As Twitter goes mainstream, is music as big a driver of Twitter traffic as other topics? Judging from the number of times SXSW was used in Twitter messages over the last few weeks, it's clear the technology camp uses Twitter with far greater frequency than does the music camp.

Twitter made a smashing debut at SXSW two years ago. In 2009, during the interactive portion of the conference, SXSW was a popular tag to the point of saturation. Music conference attendees used Twitter as well, but not as often as did interactive attendees. Using Twist, an online tool that graphically shows Twitter tag trends, the difference between the usage of the two groups becomes obvious.

The interactive portion of SXSW, also known as SXSWi, ran from March 13-17. The peak day for the SXSW tag (including SXSWi) was on March 14. On that day, SXSW appeared in 1.47% of all tweets. During the music portion of the conference, which ran from March 18-22, the peak day for the SXSW tag was March 18th with 0.5% of all tweets. The high point during the busiest concert days was on March 22nd with a 0.45% frequency.

So the interactive tweets were three times as great as music tweets. And that's before figuring in how many people actually attended SXSW during each week. It's safe to say there were far more people at SXSW during music week, which would give interactive week a huge per-person tweet edge.

Determining approximate per-person tweets for each portion of the conference, however, is difficult. The about page says the music week has nearly 12,000 registrants while the interactive and film combine for about 11,000 registrants. For music week, 4,000 wristbands were sold and thousands - if not tens of thousands - more showed up for free events. The Fader tent alone reportedly gave out 17,000 wristbands to its four-day, unofficial SXSW party.

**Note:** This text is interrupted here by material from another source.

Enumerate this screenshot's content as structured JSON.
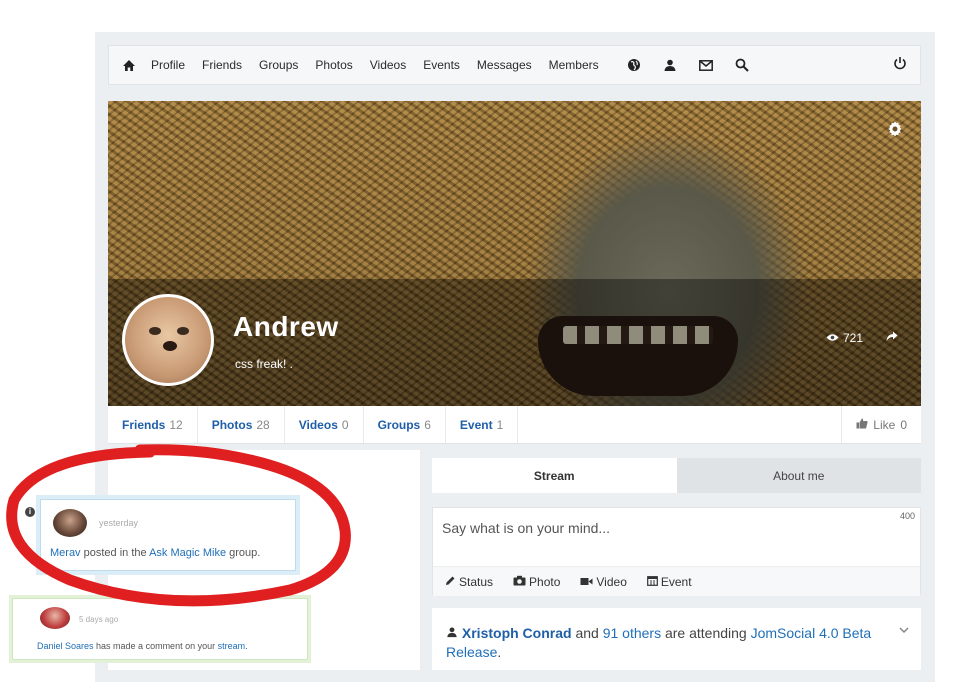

SXSW does not release attendance figures for each event, though it has revealed that more than 9000 registered in 2008 and the ten-day attendance that year was 149,000.

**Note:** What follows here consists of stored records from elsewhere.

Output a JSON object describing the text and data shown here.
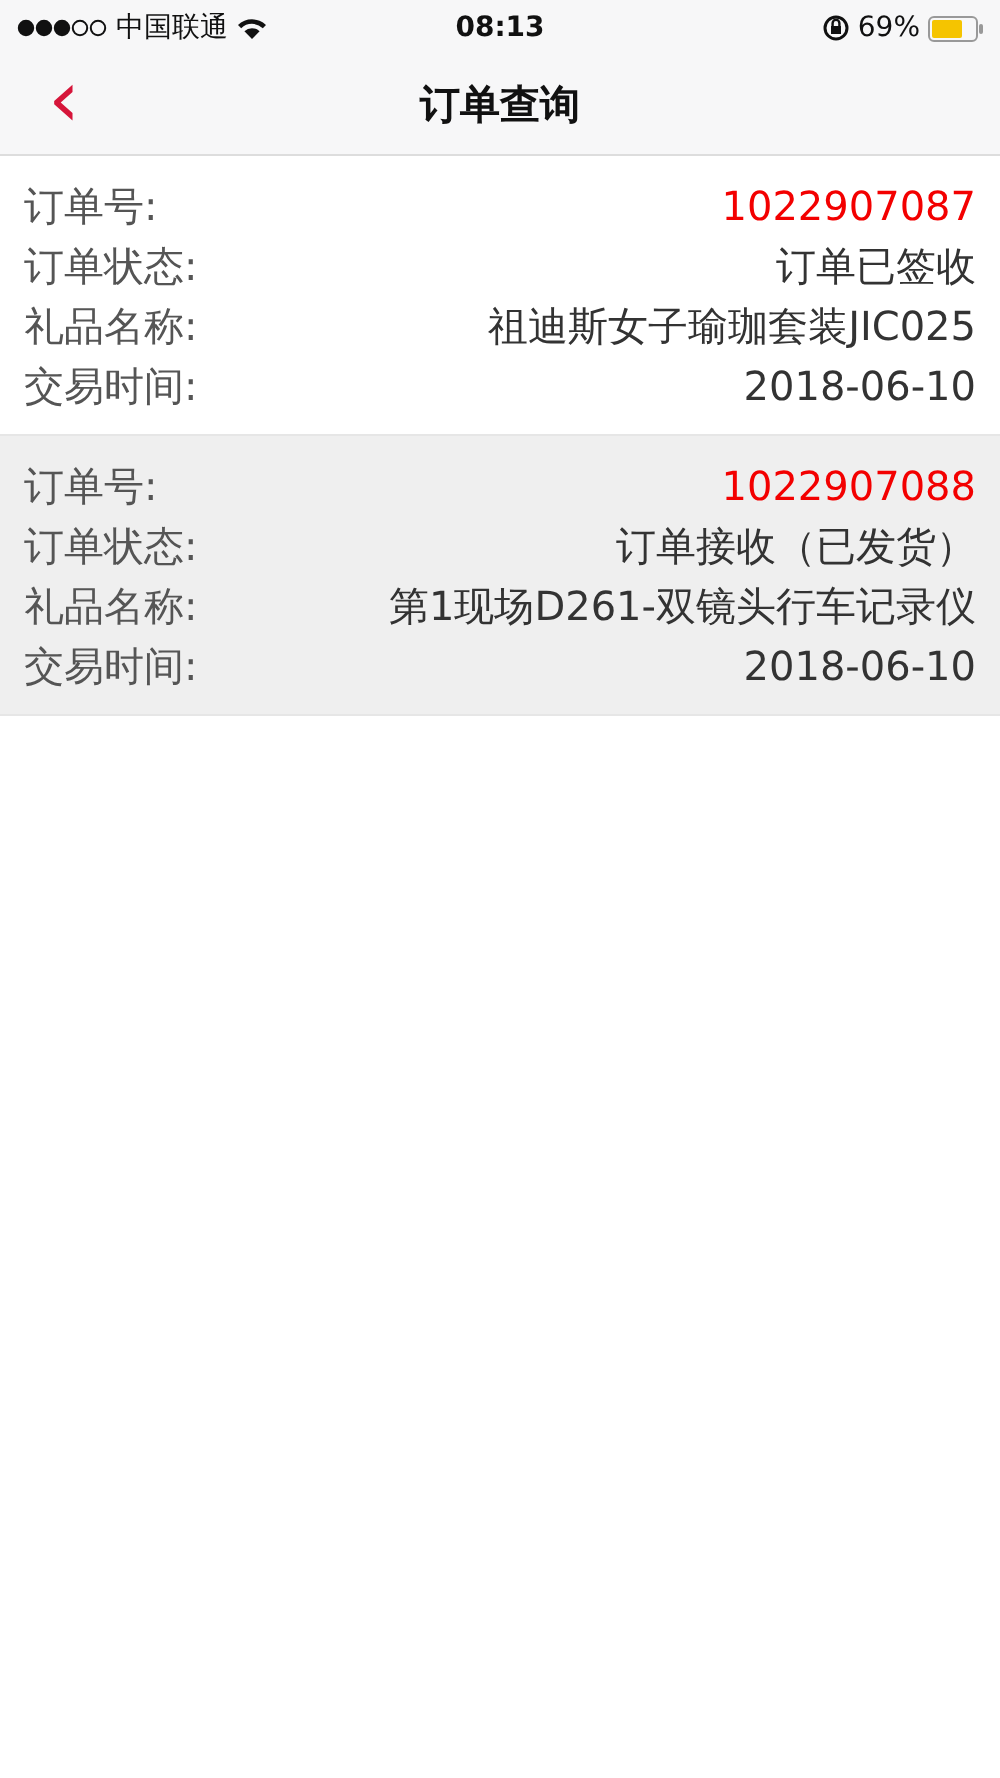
{
  "status_bar": {
    "carrier": "中国联通",
    "time": "08:13",
    "battery": "69%"
  },
  "nav": {
    "back": "‹",
    "title": "订单查询"
  },
  "orders": [
    {
      "selected": false,
      "fields": [
        {
          "label": "订单号:",
          "value": "1022907087",
          "kind": "number"
        },
        {
          "label": "订单状态:",
          "value": "订单已签收",
          "kind": "text"
        },
        {
          "label": "礼品名称:",
          "value": "祖迪斯女子瑜珈套装JIC025",
          "kind": "text"
        },
        {
          "label": "交易时间:",
          "value": "2018-06-10",
          "kind": "text"
        }
      ]
    },
    {
      "selected": true,
      "fields": [
        {
          "label": "订单号:",
          "value": "1022907088",
          "kind": "number"
        },
        {
          "label": "订单状态:",
          "value": "订单接收（已发货）",
          "kind": "text"
        },
        {
          "label": "礼品名称:",
          "value": "第1现场D261-双镜头行车记录仪",
          "kind": "text"
        },
        {
          "label": "交易时间:",
          "value": "2018-06-10",
          "kind": "text"
        }
      ]
    }
  ]
}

Beyond the nice-to-know statistical comparison, there are marketing implications here. While some technologists and marketing experts argue Twitter is a mandatory marketing tool, its usefulness depends on the particular artist and the Twitter habits of its followers. Just as there is a variance in usage in interactive and music weeks, Twitter adoption rates will vary by artist, genre and fan demographics. An artist may decide to hop on the Twitter bandwagon, but many fans may not be ready to join in just yet.